The clinical presentation of HIV positive and HIV negative children in present study did not differ. However, both HIV-seropositive children had profuse diarrhea. Chronic isosporiasis has been reported in both immunocompetent and immunocompromised individuals. But, none of our patients showed recurrence or had extra-intestinal manifestations during 18 months follow-up. I. belli infection is more common among children and decreases with increasing age(12). Even in immunocompetent hosts, disease due to I. belli is more severe in infants and young children than adults, probably reflecting a complex interaction between I. belli infection and the host immune status.
On the basis of the numbers of stool specimens sent to our laboratory for examination, we conclude that infection with this organism is not frequent. Further studies are necesary for delineating the role of host defence against I. belli infection. The involvement of species other than I. belli and the potential role of paratenic (transport) host including domestic animals in the trans-mission of infection also needs to be investigated to establish modes of transmission other than contaminated food and water.
The authors would like to thank the laboratory staff of Parasitology, Department of Microbiology, AIIMS for their active assistance.
Contributors: BRM coordinated the design and interpretation of the study and will act as its guarantor. SKK assisted in collection of data. JCS helped in analysis of data and preparation of the manuscript.

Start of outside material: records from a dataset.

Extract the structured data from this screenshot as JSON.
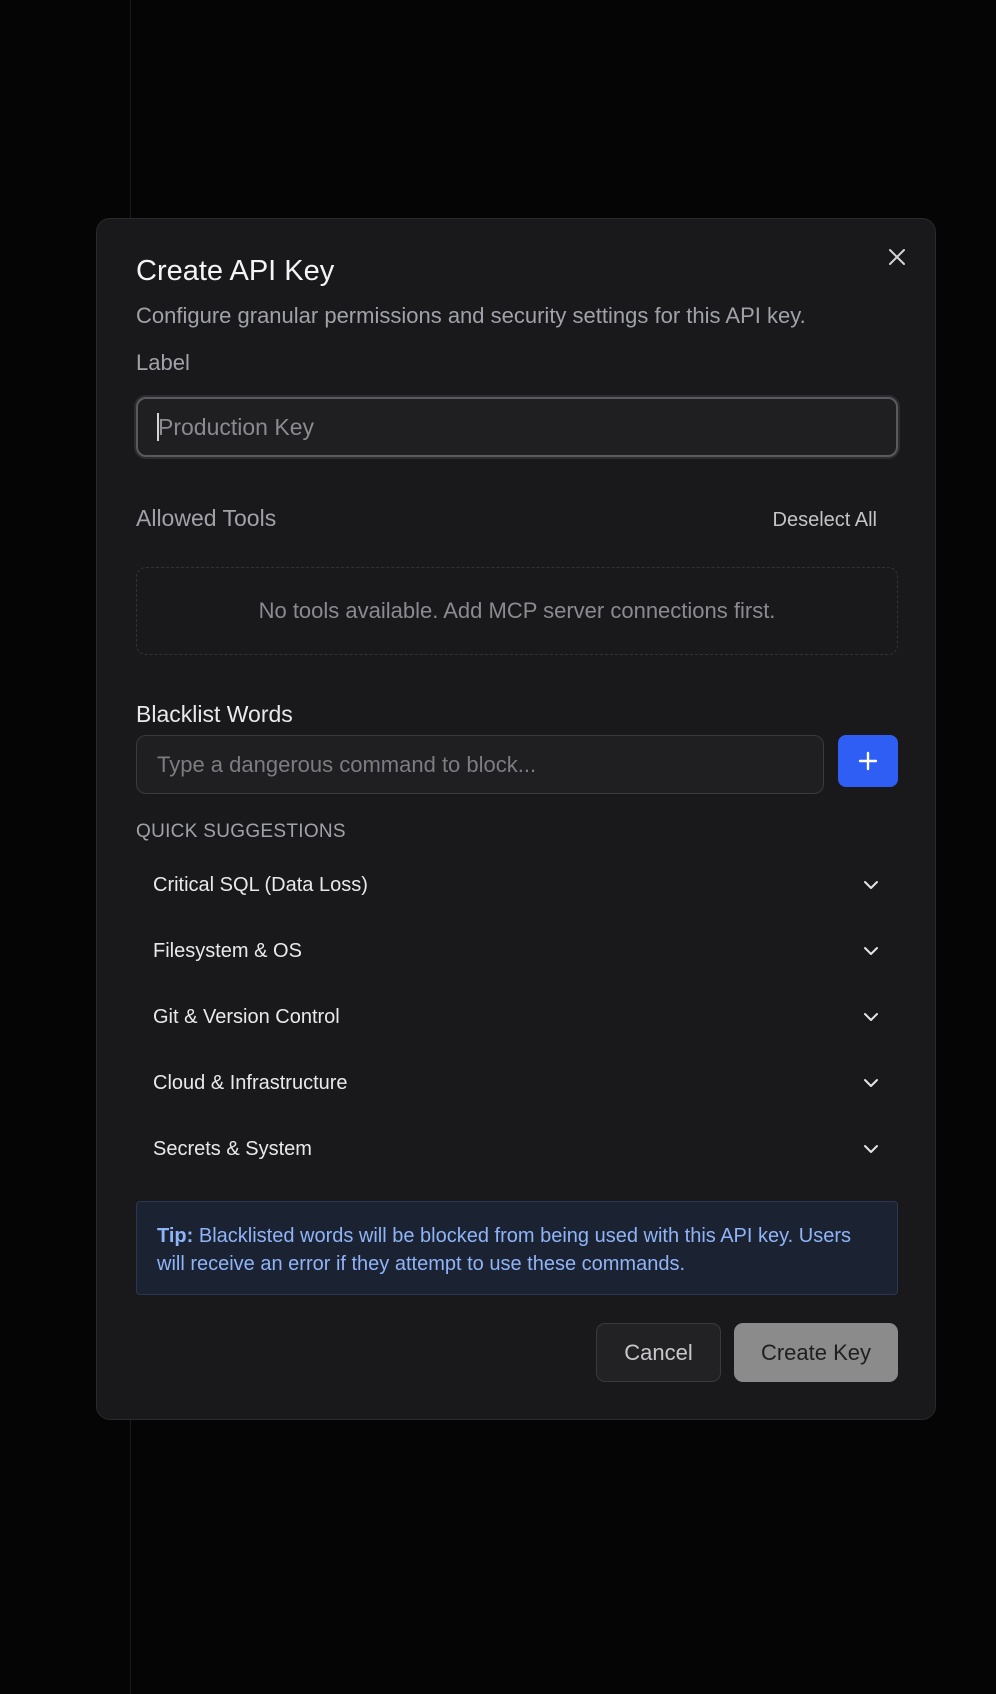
{
  "dialog": {
    "title": "Create API Key",
    "subtitle": "Configure granular permissions and security settings for this API key.",
    "close_icon": "close-icon"
  },
  "label_field": {
    "label": "Label",
    "placeholder": "Production Key",
    "value": ""
  },
  "allowed_tools": {
    "title": "Allowed Tools",
    "deselect_label": "Deselect All",
    "empty_message": "No tools available. Add MCP server connections first."
  },
  "blacklist": {
    "title": "Blacklist Words",
    "placeholder": "Type a dangerous command to block...",
    "add_icon": "plus-icon",
    "quick_heading": "QUICK SUGGESTIONS",
    "categories": [
      {
        "label": "Critical SQL (Data Loss)",
        "icon": "chevron-down-icon"
      },
      {
        "label": "Filesystem & OS",
        "icon": "chevron-down-icon"
      },
      {
        "label": "Git & Version Control",
        "icon": "chevron-down-icon"
      },
      {
        "label": "Cloud & Infrastructure",
        "icon": "chevron-down-icon"
      },
      {
        "label": "Secrets & System",
        "icon": "chevron-down-icon"
      }
    ]
  },
  "tip": {
    "prefix": "Tip:",
    "text": " Blacklisted words will be blocked from being used with this API key. Users will receive an error if they attempt to use these commands."
  },
  "footer": {
    "cancel_label": "Cancel",
    "create_label": "Create Key"
  },
  "colors": {
    "background": "#050505",
    "dialog": "#19191b",
    "accent": "#2f5ef5",
    "tip_text": "#8fb4f8",
    "create_disabled": "#8b8b8b"
  }
}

Funding: Part of the study was supported by a grant from the All India Institute of Medical Sciences, New Delhi.
Competing interests: None stated.